## Exercise goal
Give the entries back exactly, dropping each image.

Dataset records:
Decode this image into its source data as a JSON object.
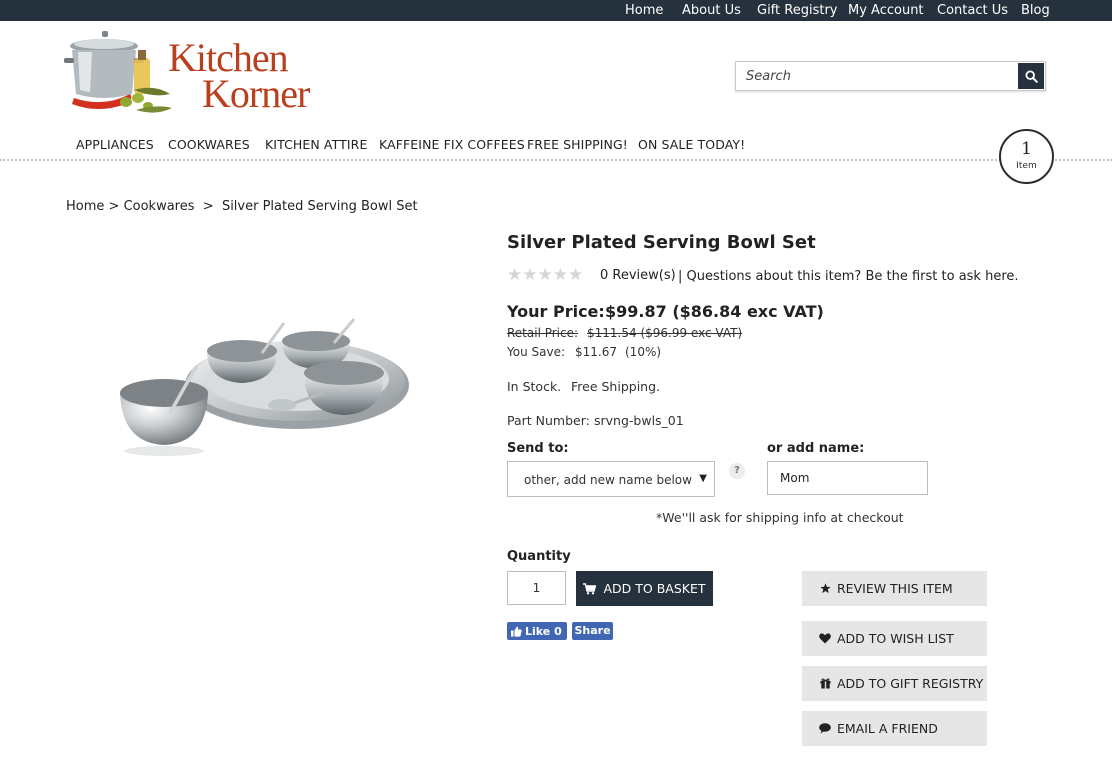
{
  "topnav": [
    "Home",
    "About Us",
    "Gift Registry",
    "My Account",
    "Contact Us",
    "Blog"
  ],
  "logo": {
    "line1": "Kitchen",
    "line2": "Korner"
  },
  "search": {
    "placeholder": "Search",
    "icon": "search-icon"
  },
  "mainnav": [
    "APPLIANCES",
    "COOKWARES",
    "KITCHEN ATTIRE",
    "KAFFEINE FIX COFFEES",
    "FREE SHIPPING!",
    "ON SALE TODAY!"
  ],
  "cart": {
    "count": "1",
    "label": "Item"
  },
  "breadcrumb": {
    "home": "Home",
    "sep1": " > ",
    "category": "Cookwares",
    "sep2": "  >  ",
    "current": "Silver Plated Serving Bowl Set"
  },
  "product": {
    "title": "Silver Plated Serving Bowl Set",
    "stars": "★★★★★",
    "rating": 0,
    "reviews": "0 Review(s)",
    "questions": "| Questions about this item? Be the first to ask here.",
    "price_label": "Your Price:",
    "price": "$99.87 ($86.84 exc VAT)",
    "retail_label": "Retail Price:",
    "retail_price": "$111.54 ($96.99 exc VAT)",
    "save_label": "You Save:",
    "save_amount": "$11.67",
    "save_percent": "(10%)",
    "stock": "In Stock.",
    "shipping": "Free Shipping.",
    "part_label": "Part Number:",
    "part_number": "srvng-bwls_01"
  },
  "sendto": {
    "label": "Send to:",
    "selected": "other, add new name below",
    "help": "?"
  },
  "addname": {
    "label": "or add name:",
    "value": "Mom"
  },
  "ship_note": "*We''ll ask for shipping info at checkout",
  "quantity": {
    "label": "Quantity",
    "value": "1"
  },
  "basket": {
    "label": "ADD TO BASKET"
  },
  "facebook": {
    "like": "Like 0",
    "share": "Share"
  },
  "actions": {
    "review": "REVIEW THIS ITEM",
    "wishlist": "ADD TO WISH LIST",
    "registry": "ADD TO GIFT REGISTRY",
    "email": "EMAIL A FRIEND"
  },
  "colors": {
    "dark": "#25313c",
    "logo": "#b8401f",
    "facebook": "#4267b2",
    "button_gray": "#e6e6e6"
  }
}
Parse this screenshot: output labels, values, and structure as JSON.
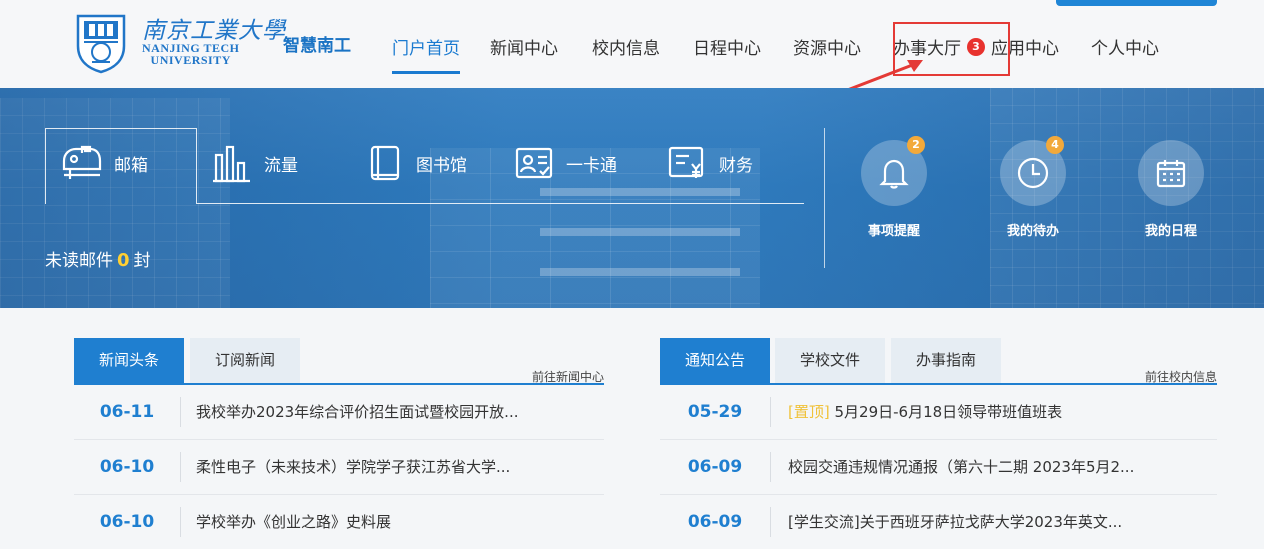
{
  "header": {
    "logo_cn": "南京工業大學",
    "logo_en_line1": "NANJING TECH",
    "logo_en_line2": "UNIVERSITY",
    "brand": "智慧南工",
    "nav": [
      {
        "label": "门户首页",
        "active": true
      },
      {
        "label": "新闻中心"
      },
      {
        "label": "校内信息"
      },
      {
        "label": "日程中心"
      },
      {
        "label": "资源中心"
      },
      {
        "label": "办事大厅",
        "badge": "3"
      },
      {
        "label": "应用中心"
      },
      {
        "label": "个人中心"
      }
    ]
  },
  "banner": {
    "quick_access": [
      {
        "label": "邮箱",
        "icon": "mailbox-icon"
      },
      {
        "label": "流量",
        "icon": "bar-chart-icon"
      },
      {
        "label": "图书馆",
        "icon": "book-icon"
      },
      {
        "label": "一卡通",
        "icon": "id-card-icon"
      },
      {
        "label": "财务",
        "icon": "finance-icon"
      }
    ],
    "unread_prefix": "未读邮件",
    "unread_count": "0",
    "unread_suffix": "封",
    "shortcuts": [
      {
        "label": "事项提醒",
        "badge": "2",
        "icon": "bell-icon"
      },
      {
        "label": "我的待办",
        "badge": "4",
        "icon": "clock-icon"
      },
      {
        "label": "我的日程",
        "icon": "calendar-icon"
      }
    ]
  },
  "news_panel": {
    "tabs": [
      "新闻头条",
      "订阅新闻"
    ],
    "more": "前往新闻中心",
    "rows": [
      {
        "date": "06-11",
        "title": "我校举办2023年综合评价招生面试暨校园开放..."
      },
      {
        "date": "06-10",
        "title": "柔性电子（未来技术）学院学子获江苏省大学..."
      },
      {
        "date": "06-10",
        "title": "学校举办《创业之路》史料展"
      }
    ]
  },
  "notice_panel": {
    "tabs": [
      "通知公告",
      "学校文件",
      "办事指南"
    ],
    "more": "前往校内信息",
    "rows": [
      {
        "date": "05-29",
        "tag": "[置顶]",
        "title": "5月29日-6月18日领导带班值班表"
      },
      {
        "date": "06-09",
        "tag": "",
        "title": "校园交通违规情况通报（第六十二期 2023年5月2..."
      },
      {
        "date": "06-09",
        "tag": "",
        "title": "[学生交流]关于西班牙萨拉戈萨大学2023年英文..."
      }
    ]
  },
  "colors": {
    "accent": "#1f7fd0",
    "badge_red": "#e8322e",
    "badge_orange": "#f2a93b",
    "highlight": "#e43a36"
  }
}
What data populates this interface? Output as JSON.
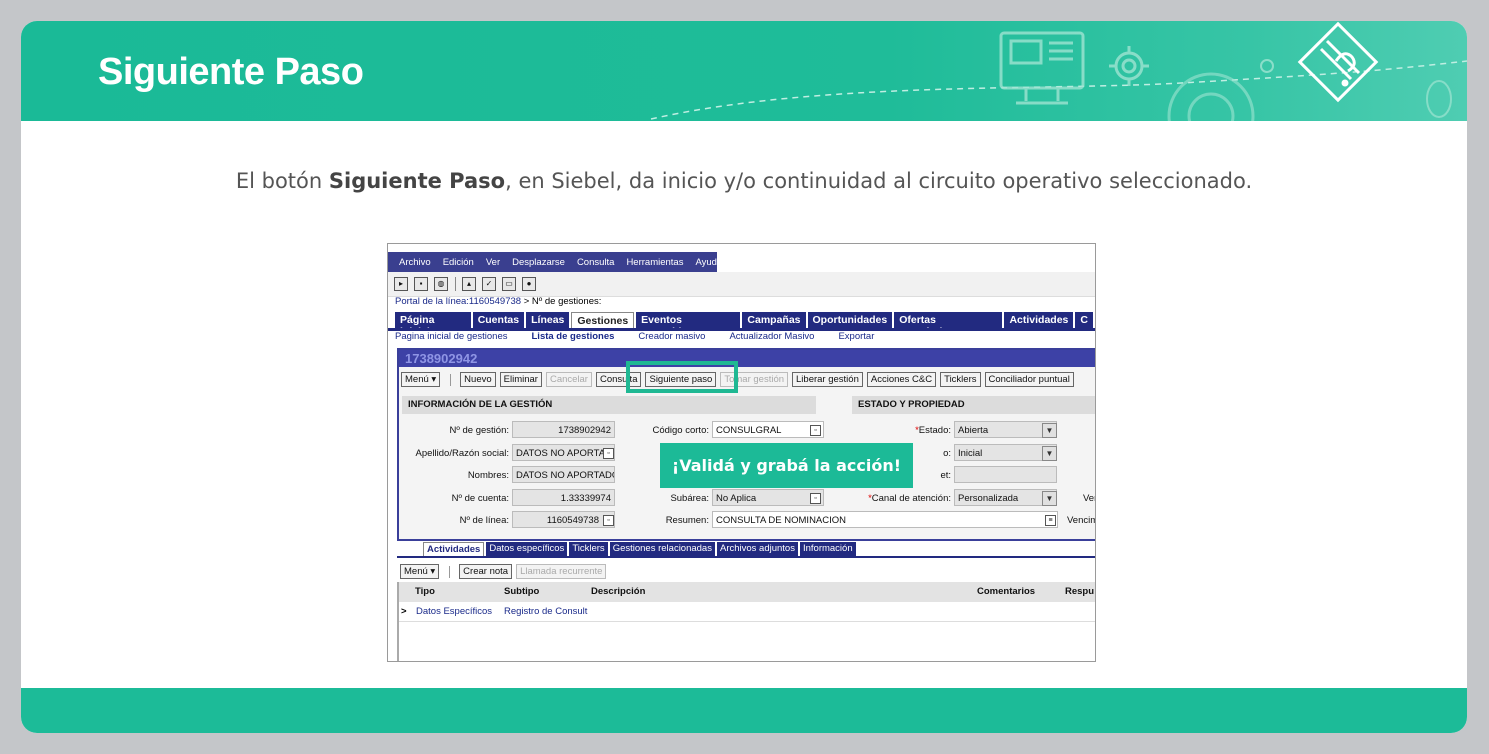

## Exercise solution
Decode this image into its source data as a JSON object.
{
  "topnav": [
    "Home",
    "About Us",
    "Gift Registry",
    "My Account",
    "Contact Us",
    "Blog"
  ],
  "logo": {
    "line1": "Kitchen",
    "line2": "Korner"
  },
  "search": {
    "placeholder": "Search",
    "icon": "search-icon"
  },
  "mainnav": [
    "APPLIANCES",
    "COOKWARES",
    "KITCHEN ATTIRE",
    "KAFFEINE FIX COFFEES",
    "FREE SHIPPING!",
    "ON SALE TODAY!"
  ],
  "cart": {
    "count": "1",
    "label": "Item"
  },
  "breadcrumb": {
    "home": "Home",
    "sep1": " > ",
    "category": "Cookwares",
    "sep2": "  >  ",
    "current": "Silver Plated Serving Bowl Set"
  },
  "product": {
    "title": "Silver Plated Serving Bowl Set",
    "stars": "★★★★★",
    "rating": 0,
    "reviews": "0 Review(s)",
    "questions": "| Questions about this item? Be the first to ask here.",
    "price_label": "Your Price:",
    "price": "$99.87 ($86.84 exc VAT)",
    "retail_label": "Retail Price:",
    "retail_price": "$111.54 ($96.99 exc VAT)",
    "save_label": "You Save:",
    "save_amount": "$11.67",
    "save_percent": "(10%)",
    "stock": "In Stock.",
    "shipping": "Free Shipping.",
    "part_label": "Part Number:",
    "part_number": "srvng-bwls_01"
  },
  "sendto": {
    "label": "Send to:",
    "selected": "other, add new name below",
    "help": "?"
  },
  "addname": {
    "label": "or add name:",
    "value": "Mom"
  },
  "ship_note": "*We''ll ask for shipping info at checkout",
  "quantity": {
    "label": "Quantity",
    "value": "1"
  },
  "basket": {
    "label": "ADD TO BASKET"
  },
  "facebook": {
    "like": "Like 0",
    "share": "Share"
  },
  "actions": {
    "review": "REVIEW THIS ITEM",
    "wishlist": "ADD TO WISH LIST",
    "registry": "ADD TO GIFT REGISTRY",
    "email": "EMAIL A FRIEND"
  },
  "colors": {
    "dark": "#25313c",
    "logo": "#b8401f",
    "facebook": "#4267b2",
    "button_gray": "#e6e6e6"
  }
}
Parse this screenshot: output labels, values, and structure as JSON.
{
  "header": {
    "logo_cn": "南京工業大學",
    "logo_en_line1": "NANJING TECH",
    "logo_en_line2": "UNIVERSITY",
    "brand": "智慧南工",
    "nav": [
      {
        "label": "门户首页",
        "active": true
      },
      {
        "label": "新闻中心"
      },
      {
        "label": "校内信息"
      },
      {
        "label": "日程中心"
      },
      {
        "label": "资源中心"
      },
      {
        "label": "办事大厅",
        "badge": "3"
      },
      {
        "label": "应用中心"
      },
      {
        "label": "个人中心"
      }
    ]
  },
  "banner": {
    "quick_access": [
      {
        "label": "邮箱",
        "icon": "mailbox-icon"
      },
      {
        "label": "流量",
        "icon": "bar-chart-icon"
      },
      {
        "label": "图书馆",
        "icon": "book-icon"
      },
      {
        "label": "一卡通",
        "icon": "id-card-icon"
      },
      {
        "label": "财务",
        "icon": "finance-icon"
      }
    ],
    "unread_prefix": "未读邮件",
    "unread_count": "0",
    "unread_suffix": "封",
    "shortcuts": [
      {
        "label": "事项提醒",
        "badge": "2",
        "icon": "bell-icon"
      },
      {
        "label": "我的待办",
        "badge": "4",
        "icon": "clock-icon"
      },
      {
        "label": "我的日程",
        "icon": "calendar-icon"
      }
    ]
  },
  "news_panel": {
    "tabs": [
      "新闻头条",
      "订阅新闻"
    ],
    "more": "前往新闻中心",
    "rows": [
      {
        "date": "06-11",
        "title": "我校举办2023年综合评价招生面试暨校园开放..."
      },
      {
        "date": "06-10",
        "title": "柔性电子（未来技术）学院学子获江苏省大学..."
      },
      {
        "date": "06-10",
        "title": "学校举办《创业之路》史料展"
      }
    ]
  },
  "notice_panel": {
    "tabs": [
      "通知公告",
      "学校文件",
      "办事指南"
    ],
    "more": "前往校内信息",
    "rows": [
      {
        "date": "05-29",
        "tag": "[置顶]",
        "title": "5月29日-6月18日领导带班值班表"
      },
      {
        "date": "06-09",
        "tag": "",
        "title": "校园交通违规情况通报（第六十二期 2023年5月2..."
      },
      {
        "date": "06-09",
        "tag": "",
        "title": "[学生交流]关于西班牙萨拉戈萨大学2023年英文..."
      }
    ]
  },
  "colors": {
    "accent": "#1f7fd0",
    "badge_red": "#e8322e",
    "badge_orange": "#f2a93b",
    "highlight": "#e43a36"
  }
}
What data populates this interface? Output as JSON.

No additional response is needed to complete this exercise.